**What you have to do:**
Gather all lines in the data that hold the string "bystrousak".

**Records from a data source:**

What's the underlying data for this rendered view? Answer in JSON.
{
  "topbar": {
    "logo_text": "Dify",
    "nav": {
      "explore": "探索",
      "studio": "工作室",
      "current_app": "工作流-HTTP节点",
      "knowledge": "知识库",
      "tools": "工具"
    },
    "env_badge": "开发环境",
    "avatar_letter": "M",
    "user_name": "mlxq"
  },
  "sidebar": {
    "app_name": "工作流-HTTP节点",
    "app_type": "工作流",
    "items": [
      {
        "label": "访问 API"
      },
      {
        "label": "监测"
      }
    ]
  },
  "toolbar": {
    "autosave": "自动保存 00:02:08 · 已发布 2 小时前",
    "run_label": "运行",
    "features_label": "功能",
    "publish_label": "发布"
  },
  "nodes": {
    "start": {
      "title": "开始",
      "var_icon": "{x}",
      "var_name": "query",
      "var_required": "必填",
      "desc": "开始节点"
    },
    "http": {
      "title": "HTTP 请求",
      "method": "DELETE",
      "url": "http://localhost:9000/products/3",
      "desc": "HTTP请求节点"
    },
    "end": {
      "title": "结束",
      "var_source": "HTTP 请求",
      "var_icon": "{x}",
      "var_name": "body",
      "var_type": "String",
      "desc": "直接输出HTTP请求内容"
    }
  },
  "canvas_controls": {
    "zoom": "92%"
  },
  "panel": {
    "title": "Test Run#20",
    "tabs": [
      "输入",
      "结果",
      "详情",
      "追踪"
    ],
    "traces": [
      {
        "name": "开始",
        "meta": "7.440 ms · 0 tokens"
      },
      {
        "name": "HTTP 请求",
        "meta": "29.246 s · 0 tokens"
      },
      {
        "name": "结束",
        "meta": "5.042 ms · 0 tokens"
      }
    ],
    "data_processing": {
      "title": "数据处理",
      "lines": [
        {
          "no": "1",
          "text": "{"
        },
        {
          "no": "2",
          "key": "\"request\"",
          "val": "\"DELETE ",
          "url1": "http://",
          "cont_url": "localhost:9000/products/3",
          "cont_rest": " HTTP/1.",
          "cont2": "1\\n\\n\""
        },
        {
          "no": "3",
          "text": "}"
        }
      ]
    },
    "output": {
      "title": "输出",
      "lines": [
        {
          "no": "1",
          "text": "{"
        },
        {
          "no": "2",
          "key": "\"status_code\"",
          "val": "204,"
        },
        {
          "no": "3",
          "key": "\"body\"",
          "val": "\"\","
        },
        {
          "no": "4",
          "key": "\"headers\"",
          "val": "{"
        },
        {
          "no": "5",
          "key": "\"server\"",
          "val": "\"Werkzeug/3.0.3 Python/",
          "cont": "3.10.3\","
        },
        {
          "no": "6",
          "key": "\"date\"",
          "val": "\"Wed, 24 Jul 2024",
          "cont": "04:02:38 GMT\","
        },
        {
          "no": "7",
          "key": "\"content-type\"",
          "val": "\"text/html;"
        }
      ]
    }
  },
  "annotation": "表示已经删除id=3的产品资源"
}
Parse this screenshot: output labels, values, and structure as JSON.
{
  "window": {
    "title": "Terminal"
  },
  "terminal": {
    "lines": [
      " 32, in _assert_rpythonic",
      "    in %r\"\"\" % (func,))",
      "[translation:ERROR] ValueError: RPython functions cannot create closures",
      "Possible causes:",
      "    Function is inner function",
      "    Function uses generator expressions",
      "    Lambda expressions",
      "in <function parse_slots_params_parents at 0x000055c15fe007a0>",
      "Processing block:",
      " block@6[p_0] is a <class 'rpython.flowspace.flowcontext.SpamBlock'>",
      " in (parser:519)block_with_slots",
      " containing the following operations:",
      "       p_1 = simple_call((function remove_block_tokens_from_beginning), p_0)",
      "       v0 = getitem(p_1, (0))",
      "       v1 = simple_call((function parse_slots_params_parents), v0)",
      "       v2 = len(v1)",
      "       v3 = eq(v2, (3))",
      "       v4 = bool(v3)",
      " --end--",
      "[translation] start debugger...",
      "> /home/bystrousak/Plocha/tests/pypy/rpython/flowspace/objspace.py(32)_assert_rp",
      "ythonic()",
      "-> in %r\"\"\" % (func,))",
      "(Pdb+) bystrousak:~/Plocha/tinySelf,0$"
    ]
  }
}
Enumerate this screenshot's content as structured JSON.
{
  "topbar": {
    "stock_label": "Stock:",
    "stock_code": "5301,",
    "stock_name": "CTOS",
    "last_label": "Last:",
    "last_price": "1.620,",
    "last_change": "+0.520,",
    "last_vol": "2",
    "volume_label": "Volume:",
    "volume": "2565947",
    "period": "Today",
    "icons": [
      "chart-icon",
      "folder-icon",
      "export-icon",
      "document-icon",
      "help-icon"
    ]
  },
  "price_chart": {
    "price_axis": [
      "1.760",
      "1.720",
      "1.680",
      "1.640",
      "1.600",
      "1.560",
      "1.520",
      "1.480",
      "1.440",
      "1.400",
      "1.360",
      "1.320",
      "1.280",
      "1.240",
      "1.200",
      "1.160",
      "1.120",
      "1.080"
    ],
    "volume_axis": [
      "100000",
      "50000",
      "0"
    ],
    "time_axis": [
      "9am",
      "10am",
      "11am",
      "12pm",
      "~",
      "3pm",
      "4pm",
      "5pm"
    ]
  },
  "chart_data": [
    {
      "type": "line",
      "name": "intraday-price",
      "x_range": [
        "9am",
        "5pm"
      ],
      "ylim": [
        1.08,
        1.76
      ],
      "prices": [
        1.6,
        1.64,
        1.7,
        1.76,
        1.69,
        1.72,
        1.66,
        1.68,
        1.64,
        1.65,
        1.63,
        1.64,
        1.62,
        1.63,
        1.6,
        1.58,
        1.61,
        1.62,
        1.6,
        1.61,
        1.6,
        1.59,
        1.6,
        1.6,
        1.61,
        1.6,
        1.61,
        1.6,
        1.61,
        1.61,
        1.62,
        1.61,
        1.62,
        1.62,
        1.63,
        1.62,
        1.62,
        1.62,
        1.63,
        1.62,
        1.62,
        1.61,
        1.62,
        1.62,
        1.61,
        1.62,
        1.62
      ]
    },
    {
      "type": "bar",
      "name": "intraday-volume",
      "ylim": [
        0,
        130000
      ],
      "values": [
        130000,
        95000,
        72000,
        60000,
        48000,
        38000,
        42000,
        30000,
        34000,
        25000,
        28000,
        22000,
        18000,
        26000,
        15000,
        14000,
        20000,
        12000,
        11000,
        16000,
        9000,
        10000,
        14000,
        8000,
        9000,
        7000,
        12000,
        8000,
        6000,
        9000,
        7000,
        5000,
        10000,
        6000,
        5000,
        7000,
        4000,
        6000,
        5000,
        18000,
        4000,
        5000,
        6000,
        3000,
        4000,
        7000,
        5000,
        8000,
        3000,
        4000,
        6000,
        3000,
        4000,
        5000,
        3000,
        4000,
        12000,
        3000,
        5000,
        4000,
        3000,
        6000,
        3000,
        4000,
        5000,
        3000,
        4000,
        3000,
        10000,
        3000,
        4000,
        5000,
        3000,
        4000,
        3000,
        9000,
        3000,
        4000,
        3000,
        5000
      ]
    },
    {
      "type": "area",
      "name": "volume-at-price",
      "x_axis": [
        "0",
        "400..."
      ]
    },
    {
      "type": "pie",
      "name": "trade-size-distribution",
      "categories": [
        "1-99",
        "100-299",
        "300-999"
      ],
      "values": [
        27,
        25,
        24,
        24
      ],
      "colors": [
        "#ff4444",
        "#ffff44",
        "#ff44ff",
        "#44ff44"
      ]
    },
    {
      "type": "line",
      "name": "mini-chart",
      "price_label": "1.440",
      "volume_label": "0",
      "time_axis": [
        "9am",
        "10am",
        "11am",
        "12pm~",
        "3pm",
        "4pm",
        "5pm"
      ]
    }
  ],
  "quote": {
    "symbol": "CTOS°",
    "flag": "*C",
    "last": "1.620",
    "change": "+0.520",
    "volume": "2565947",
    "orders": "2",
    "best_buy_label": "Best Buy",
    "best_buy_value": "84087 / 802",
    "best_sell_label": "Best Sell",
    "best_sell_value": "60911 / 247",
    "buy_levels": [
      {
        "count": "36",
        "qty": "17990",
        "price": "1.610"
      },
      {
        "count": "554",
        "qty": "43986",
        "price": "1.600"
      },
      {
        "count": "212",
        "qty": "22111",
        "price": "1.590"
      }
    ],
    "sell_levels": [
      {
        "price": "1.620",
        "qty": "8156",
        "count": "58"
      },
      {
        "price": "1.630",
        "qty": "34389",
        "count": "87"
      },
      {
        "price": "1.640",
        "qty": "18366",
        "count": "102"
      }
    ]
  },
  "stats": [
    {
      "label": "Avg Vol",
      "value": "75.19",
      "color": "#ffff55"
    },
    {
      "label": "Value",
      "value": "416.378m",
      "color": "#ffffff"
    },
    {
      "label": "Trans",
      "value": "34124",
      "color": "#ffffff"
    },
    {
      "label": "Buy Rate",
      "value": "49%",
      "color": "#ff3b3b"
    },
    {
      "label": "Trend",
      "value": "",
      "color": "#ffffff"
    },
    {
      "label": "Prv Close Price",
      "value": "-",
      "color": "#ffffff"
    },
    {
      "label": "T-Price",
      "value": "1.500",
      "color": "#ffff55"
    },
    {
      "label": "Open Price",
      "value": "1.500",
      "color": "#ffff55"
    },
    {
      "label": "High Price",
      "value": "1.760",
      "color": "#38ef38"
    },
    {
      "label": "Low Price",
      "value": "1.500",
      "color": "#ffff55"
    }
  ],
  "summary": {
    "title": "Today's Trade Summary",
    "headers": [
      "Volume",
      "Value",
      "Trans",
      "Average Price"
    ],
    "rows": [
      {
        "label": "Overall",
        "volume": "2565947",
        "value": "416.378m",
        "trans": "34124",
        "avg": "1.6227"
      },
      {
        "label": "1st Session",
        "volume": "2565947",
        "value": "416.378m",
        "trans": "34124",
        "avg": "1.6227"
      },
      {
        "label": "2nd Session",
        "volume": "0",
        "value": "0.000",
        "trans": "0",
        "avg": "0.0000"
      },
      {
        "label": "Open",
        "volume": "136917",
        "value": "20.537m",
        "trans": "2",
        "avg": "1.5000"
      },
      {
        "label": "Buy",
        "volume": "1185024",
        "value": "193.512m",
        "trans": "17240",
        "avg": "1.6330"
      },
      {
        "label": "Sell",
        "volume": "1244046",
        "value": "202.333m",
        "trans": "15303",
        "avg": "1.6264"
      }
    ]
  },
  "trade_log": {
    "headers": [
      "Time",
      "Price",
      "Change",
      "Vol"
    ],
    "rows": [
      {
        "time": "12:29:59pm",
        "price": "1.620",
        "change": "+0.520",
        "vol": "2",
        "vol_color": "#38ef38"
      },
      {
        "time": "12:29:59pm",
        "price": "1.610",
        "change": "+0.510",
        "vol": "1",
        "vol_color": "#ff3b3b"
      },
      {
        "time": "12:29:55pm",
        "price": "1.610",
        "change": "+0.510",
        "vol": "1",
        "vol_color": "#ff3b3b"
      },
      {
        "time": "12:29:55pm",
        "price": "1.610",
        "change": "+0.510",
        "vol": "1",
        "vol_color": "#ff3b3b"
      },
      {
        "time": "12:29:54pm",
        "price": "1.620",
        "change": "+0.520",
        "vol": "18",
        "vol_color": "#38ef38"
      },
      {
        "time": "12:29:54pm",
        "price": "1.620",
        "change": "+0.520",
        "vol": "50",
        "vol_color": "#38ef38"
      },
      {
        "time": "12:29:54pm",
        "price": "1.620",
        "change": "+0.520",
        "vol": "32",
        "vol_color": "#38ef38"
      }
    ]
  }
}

**Task result:**
      "> /home/bystrousak/Plocha/tests/pypy/rpython/flowspace/objspace.py(32)_assert_rp",
      "(Pdb+) bystrousak:~/Plocha/tinySelf,0$"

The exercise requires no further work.